How to replace a stylus.

How to replace a stylus. 

 

You should be replacing your stylus after 1,000 hours of play (or every 3-5 years). To find the stylus you will need, look up your stylus’s model number to order a replacement. Turn the stylus around in your hand to look for letters or numbers. If you find any, this is the model number. 

 

The stylus refers to the needle and the piece of plastic connecting it to the cartridge and tone arm. The needle and plastic are always connected as one piece and it is designed to be easy to replace. Replacing the stylus will ensure that your sound remains accurate and your records stay safe.

 

If the stylus is worn out, you’ll notice a scratchy, distorted sound coming out of your records when you play them. It’s easy to hear when a stylus needs to be replaced. As far as terminology in this article goes, the tone arm refers to the arm that you move to raise and lower your needle. The cartridge is the piece that the stylus plugs into underneath the metal case. The stylus and the cartridge work together to actually read the sound coming out of a vinyl record.

 

To slide out the old stylus carefully, unplug the record player, hold the arm still, and grip the case surrounding the stylus. Pinch the sides and pull the old stylus out, sliding away from the cartridge and keeping it parallel to the tone arm. 

 

If your turntable has any locking mechanism or latch near the counter-weight at the end of the tone arm, use it to lock the tone arm in place while doing this.

 

You should then prepare yourself to slide the new stylus into the cartridge. With the needle pointing down, brace your record player’s tone arm with and hold the headshell still. Then, slide the stylus into the cartridge and press it into the slot until you hear a click. Once the new stylus is attached, you’re ready to enjoy your records.

 

You should be careful when undertaking this procedure - wear protective gloves (rubber will do) and avoid touching the needle itself. Remember, the stylus is perfectly aligned when it comes out of the box and touching it may damage the needle’s ability to accurately track the grooves in a record.

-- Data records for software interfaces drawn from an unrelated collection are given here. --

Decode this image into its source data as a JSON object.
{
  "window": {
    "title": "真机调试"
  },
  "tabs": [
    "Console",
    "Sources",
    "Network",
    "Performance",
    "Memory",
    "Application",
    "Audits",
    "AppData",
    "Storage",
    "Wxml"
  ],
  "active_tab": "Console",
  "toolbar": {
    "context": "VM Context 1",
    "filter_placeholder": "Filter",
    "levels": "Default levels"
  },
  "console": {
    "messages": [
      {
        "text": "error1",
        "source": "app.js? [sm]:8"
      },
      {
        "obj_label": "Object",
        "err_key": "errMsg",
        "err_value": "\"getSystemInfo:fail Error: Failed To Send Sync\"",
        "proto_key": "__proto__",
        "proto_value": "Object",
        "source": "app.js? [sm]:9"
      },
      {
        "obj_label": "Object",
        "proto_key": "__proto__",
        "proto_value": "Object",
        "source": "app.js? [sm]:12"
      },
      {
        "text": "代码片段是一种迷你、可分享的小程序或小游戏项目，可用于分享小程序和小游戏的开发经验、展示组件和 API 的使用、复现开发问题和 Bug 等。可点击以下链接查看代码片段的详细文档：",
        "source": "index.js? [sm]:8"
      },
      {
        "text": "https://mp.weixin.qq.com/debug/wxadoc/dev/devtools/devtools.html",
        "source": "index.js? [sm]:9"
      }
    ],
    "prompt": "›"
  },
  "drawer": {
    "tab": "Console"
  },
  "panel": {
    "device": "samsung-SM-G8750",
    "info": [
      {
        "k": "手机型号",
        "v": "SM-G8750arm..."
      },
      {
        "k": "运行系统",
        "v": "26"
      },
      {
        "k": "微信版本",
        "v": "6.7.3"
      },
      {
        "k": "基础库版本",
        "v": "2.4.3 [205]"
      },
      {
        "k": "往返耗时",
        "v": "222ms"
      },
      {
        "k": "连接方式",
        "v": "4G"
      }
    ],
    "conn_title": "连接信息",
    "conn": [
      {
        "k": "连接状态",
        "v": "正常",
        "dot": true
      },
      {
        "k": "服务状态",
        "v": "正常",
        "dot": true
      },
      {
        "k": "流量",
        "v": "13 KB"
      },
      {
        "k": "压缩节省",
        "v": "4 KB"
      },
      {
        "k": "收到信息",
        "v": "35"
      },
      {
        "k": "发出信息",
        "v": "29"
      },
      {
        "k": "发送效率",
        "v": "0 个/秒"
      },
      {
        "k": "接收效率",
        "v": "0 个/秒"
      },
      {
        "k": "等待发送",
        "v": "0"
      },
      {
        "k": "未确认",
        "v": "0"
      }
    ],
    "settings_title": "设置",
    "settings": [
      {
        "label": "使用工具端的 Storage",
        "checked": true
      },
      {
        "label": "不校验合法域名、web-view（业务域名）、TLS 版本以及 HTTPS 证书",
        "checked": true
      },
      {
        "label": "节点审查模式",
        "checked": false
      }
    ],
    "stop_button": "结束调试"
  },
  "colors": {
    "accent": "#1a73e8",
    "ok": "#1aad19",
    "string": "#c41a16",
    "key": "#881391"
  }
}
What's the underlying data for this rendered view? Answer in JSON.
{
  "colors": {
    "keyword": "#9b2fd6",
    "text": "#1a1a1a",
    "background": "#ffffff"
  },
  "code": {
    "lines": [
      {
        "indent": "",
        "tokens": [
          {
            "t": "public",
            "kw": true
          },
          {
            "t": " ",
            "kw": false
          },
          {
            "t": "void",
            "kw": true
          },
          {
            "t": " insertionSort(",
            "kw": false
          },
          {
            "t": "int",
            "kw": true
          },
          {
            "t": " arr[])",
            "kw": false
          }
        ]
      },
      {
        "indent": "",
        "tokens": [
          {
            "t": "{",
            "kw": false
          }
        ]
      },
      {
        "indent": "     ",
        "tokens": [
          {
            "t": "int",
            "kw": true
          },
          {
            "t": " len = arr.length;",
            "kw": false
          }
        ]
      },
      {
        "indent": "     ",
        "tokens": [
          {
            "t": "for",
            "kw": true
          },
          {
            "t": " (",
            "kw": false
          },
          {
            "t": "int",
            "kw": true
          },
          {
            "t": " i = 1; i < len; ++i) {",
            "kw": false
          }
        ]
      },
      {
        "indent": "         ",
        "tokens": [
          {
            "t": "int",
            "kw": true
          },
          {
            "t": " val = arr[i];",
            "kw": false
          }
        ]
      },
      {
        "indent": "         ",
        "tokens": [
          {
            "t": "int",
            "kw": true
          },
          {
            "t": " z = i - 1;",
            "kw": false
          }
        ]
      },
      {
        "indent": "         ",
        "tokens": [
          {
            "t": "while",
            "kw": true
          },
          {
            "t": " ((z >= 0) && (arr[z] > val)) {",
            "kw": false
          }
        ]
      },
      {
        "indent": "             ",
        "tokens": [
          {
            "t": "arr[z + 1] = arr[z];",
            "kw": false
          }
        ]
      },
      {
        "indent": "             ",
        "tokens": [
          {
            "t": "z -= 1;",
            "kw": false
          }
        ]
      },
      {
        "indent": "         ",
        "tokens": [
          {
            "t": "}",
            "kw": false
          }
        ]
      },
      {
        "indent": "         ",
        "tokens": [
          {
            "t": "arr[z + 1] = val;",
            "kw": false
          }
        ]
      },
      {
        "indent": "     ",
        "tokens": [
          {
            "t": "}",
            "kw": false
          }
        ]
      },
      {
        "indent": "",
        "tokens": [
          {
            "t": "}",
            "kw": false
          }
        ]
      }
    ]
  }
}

You should be aware that some styluses won’t make a clicking noise but this is not something to worry about - as long as the stylus is attached and flush with the slot on the cartridge, you should be fine.